Once upon a time, elections for the Moore County Board of Commissioners were vigorously contested affairs, but they really haven’t been for some time now.
Indeed, you need to go back to 2014 to find the last time a Democrat ran in the general election. Back then, Democrat Thomas Leen challenged Republican Jerry Daeke, who won by a 2-1 margin. Exit the Democrats.
In fact, even primary challenges among Republicans have been sporadic. In the last four years, we’ve had just two primary contests among Republicans. It’s almost more challenging to get elected to the county’s Soil and Water District.

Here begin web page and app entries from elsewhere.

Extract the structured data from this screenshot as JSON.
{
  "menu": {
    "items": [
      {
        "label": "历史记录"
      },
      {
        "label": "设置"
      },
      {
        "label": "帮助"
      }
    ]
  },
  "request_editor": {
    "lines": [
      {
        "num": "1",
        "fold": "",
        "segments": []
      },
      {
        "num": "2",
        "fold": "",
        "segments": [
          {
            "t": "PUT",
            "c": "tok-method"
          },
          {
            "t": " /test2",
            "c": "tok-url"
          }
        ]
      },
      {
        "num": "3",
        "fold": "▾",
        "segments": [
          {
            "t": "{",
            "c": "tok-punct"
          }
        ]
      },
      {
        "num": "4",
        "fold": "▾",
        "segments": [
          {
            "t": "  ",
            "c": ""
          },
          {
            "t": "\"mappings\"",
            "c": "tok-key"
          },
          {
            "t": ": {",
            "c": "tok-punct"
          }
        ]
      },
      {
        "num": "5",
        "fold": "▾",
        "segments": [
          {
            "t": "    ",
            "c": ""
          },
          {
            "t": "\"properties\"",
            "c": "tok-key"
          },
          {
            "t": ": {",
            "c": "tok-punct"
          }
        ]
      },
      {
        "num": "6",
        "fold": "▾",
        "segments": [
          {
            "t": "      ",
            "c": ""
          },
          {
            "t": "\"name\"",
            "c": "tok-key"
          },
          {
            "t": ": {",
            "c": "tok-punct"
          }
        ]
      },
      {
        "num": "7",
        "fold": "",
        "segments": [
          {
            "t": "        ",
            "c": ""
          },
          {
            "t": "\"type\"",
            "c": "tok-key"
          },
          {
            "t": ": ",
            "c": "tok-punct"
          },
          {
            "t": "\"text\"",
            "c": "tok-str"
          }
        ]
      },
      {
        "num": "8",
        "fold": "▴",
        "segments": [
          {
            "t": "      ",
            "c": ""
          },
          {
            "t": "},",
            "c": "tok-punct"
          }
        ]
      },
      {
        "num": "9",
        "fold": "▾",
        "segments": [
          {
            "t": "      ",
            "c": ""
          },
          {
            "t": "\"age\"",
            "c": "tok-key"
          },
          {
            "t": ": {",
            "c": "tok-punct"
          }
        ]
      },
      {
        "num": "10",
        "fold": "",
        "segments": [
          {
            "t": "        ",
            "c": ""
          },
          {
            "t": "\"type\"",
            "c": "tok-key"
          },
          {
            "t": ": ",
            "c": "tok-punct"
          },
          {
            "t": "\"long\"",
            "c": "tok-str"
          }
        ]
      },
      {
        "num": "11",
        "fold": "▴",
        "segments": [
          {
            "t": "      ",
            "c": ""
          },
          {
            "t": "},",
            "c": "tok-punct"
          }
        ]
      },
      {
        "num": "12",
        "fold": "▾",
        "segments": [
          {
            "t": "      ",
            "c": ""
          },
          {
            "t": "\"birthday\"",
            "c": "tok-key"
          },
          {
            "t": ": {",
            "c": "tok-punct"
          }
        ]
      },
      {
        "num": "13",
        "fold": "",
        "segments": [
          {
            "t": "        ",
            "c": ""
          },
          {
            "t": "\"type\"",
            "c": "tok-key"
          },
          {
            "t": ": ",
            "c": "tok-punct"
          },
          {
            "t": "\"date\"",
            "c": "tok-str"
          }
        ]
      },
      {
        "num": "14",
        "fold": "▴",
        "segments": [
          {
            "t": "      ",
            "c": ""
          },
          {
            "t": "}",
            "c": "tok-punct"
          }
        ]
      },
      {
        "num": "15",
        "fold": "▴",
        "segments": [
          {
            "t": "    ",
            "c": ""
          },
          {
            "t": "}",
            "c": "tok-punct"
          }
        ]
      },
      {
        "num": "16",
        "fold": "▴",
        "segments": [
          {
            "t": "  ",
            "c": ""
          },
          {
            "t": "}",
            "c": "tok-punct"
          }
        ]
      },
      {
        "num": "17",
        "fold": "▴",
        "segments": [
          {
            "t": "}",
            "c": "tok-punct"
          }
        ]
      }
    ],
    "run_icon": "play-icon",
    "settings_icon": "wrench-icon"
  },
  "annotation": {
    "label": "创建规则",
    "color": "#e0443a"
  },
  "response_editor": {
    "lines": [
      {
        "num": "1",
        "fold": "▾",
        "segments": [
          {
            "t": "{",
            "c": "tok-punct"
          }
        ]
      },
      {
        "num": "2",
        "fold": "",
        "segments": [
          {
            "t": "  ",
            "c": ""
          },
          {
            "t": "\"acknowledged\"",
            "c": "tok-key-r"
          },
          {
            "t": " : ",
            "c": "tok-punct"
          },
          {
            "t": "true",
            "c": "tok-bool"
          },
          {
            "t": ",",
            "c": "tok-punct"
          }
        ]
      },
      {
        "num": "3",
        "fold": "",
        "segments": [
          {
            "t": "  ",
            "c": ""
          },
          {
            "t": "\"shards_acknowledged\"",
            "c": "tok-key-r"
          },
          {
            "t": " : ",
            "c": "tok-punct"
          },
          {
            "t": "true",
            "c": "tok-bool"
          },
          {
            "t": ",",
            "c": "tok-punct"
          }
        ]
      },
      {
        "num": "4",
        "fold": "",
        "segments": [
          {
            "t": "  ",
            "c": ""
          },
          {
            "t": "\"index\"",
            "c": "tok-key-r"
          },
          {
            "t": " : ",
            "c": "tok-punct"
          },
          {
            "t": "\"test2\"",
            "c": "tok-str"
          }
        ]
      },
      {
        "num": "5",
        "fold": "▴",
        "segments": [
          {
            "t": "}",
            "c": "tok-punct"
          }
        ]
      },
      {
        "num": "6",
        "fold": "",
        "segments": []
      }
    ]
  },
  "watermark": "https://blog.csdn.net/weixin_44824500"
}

For this year’s election, two seats are up for the board, but only one position is contested. Commissioners chairman Frank Quis faces no opposition. Republican incumbent Commissioner Louis Gregory is competing against Democrat and first-time candidate Ariadne DeGarr.
It might seem a pointless exercise to “endorse” a candidate for whom there is no competition, but we did not want to let this opportunity pass without acknowledging the strong first term Frank Quis has experienced.
Quis is a former Southern Pines mayor, and his time overseeing the town was marked by a steady, even-handed and fair-minded approach. Quis was a competent councilman and mayor and helped guide the town’s affairs in stable fashion.
In those respects, he has also governed as a county commissioner. Moore County has had its share of firebrands who would rather use their position and politics to rail against what they see as society’s ills. It’s not that Quis doesn’t care; he just knows the commissioners’ dais is not the place for that flash.
Earlier this year — before the coronavirus changed everything — Quis was faced with a call from some in the county to have commissioners speak out forcefully for the Second Amendment. The meeting room was packed, the audience thundered, but the commissioners in the end passed as innocuous a resolution as they could, unlike other counties that took the red-meat bait.
That’s Quis, who’d rather get meaningful things done than succumb to posturing. He’s more interested in working with others to ensure the county makes progress. We’re glad to see he’ll have another four years on the board to model his leadership style.
Gregory, retired from a career in law enforcement, faced no opponents four years ago. This year, he beat homebuilder Ron Jackson in the primary election and now faces newcomer Ariadne DeGarr.
There’s a lot to like about DeGarr. She is committed and passionate about being a voice for those who don’t see themselves reflected on the Board of Commissioners. That includes young people, people of color and those familiar with struggling at the margins. She’d advocate for better education funding and broader opportunities for economic development
Gregory also has a track record of advocacy, though in a style different from his opponent’s. Gregory was among the first commissioners to highlight the plight of conditions at several Moore County schools. He supported stop-gap funding to fix some of those problems and supported efforts to get a new school construction bond passed.
Gregory has also been a staunch advocate for the public during the coronavirus pandemic. He is the commissioners’ liaison to the Board of Health and has done a good job asking questions of the Moore County Health Department and its director, Robert Wittmann. Gregory’s persistent question of tactics and spending has helped turn that department into a stronger responder and communicator.
When it comes to spending tax dollars, Gregory is one of the first to make sure the public gets heard, but sometimes he overdoes it, like earlier this year on a routine contract to approve new computers for school children.
Gregory also sits on the statewide association of boards of commissioners and works to help lobbying efforts in Raleigh on the behalf of counties.
On balance, he’s been an effective commissioner and we endorse him for a second term.